As for the 2/11 protests, I mainly followed some of the posts on Reddit. The topics were overwhelmingly about the NSA and made me think more about my position on the NSA. When all the leaks started coming out I didn’t think too much of it since much of the surveillance were supposed to be deemed against “non American citizens”. I never really followed in detail all the NSA revelations after the initial leaks. However, some of the arguments and articles presented on the protest pages highlight the deeper reaches of the NSA. For instance, the interception of foreign private communications and cracking cell phones are a huge concern for everyone. In addition, the NSA is able to install many decoy objects that serve as secret surveillance tools. I think the NSA’s overreach is a burden US citizens don’t need and a threat to a stable government in the future. After reading through the protest pages and information, I believe I came out with a better understanding of the NSA and will be more active in my opposition and awareness as well.

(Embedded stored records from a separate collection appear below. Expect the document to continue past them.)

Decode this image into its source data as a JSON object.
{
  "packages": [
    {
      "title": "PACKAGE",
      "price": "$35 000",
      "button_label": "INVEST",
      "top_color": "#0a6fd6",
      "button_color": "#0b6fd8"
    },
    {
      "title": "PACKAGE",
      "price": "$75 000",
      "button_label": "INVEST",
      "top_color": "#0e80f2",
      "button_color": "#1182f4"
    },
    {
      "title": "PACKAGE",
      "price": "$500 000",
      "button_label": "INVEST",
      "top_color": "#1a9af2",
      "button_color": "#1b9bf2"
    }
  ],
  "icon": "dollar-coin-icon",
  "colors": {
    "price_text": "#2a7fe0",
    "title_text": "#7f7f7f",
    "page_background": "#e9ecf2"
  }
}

Hello all! My name is Elizabeth Cho, but I more often go by first intitial and last name (Echo, but pronounced “eee cho”). I’m a sophomore at Wellesley College who just declared Cinema and Media Studies, or CAMS as we call it, as my major last semester. More recently, I’m beginning to strongly consider Computer Science as a potential minor, despite being one of those students who swore she wasn’t built for science or math (if anything, I’m beginning to realize that holding such a conviction held me back from considering CS-y things earlier). I wanted to take this class because I have a particular fascination with how people use media to connect on social, political and even emotional levels, and I wanted to see how I can implement this interest “irl”. I’m even more excited that this class can help me in considering what it is I’d like to do with the education I’m being given all while I can help a local organization. Though I consider myself to be very much at beginning level 1 in Civic Media, I hope that doesn’t scare off potential partners. As far as a quick, personal background, I’m originally from Chino, California, a suburb about 40 minutes south east of Los Angeles. My parents are both immigrants, my mother being from Nayarit, Mexico and my father being from Seoul, Korea. I’m the first in my family to attend a four-year college, and as such I feel a strong commitment and tie to my community and the southern California/ LA/ Inland Empire area.
Being Californian serves as a nice segue into the second point I’d like to mention in this post; that of The Day We Fight Back. I decided to partake in the event by emailing and calling my Californian representative and discussing the issue with my peers. All of this I did only after reading more about the background of the event, visiting some reddit threads, and skimming through the proposed bills. The emailing was, not surprisingly, effortless to do. I entered my name and zipcode and within a minute received a “Thank you for emailing!” from the organization. I decided afterwards to also call my representatives, and while I was easily able to leave messages with the staffers of Senator Barbara Boxer and my representative Gloria Negrete McLeod, Senator Diane Feinstein’s calling hours were suspiciously closed. Lastly, I found my conversations with other students to be especially revealing about the sentiment of surveillance and political action. My roommate, in particular, had mentioned that while she feels generally negative about the issue, she simply doesn’t feel a need to go so far as to download and learn software like Tor “just to hide that I looked at tumblr today.” I think that many people feel similarly concerning the idea of surveillance, and I think this class will bring to light the many different ways surveillance affects people and the ways we can react and counter that.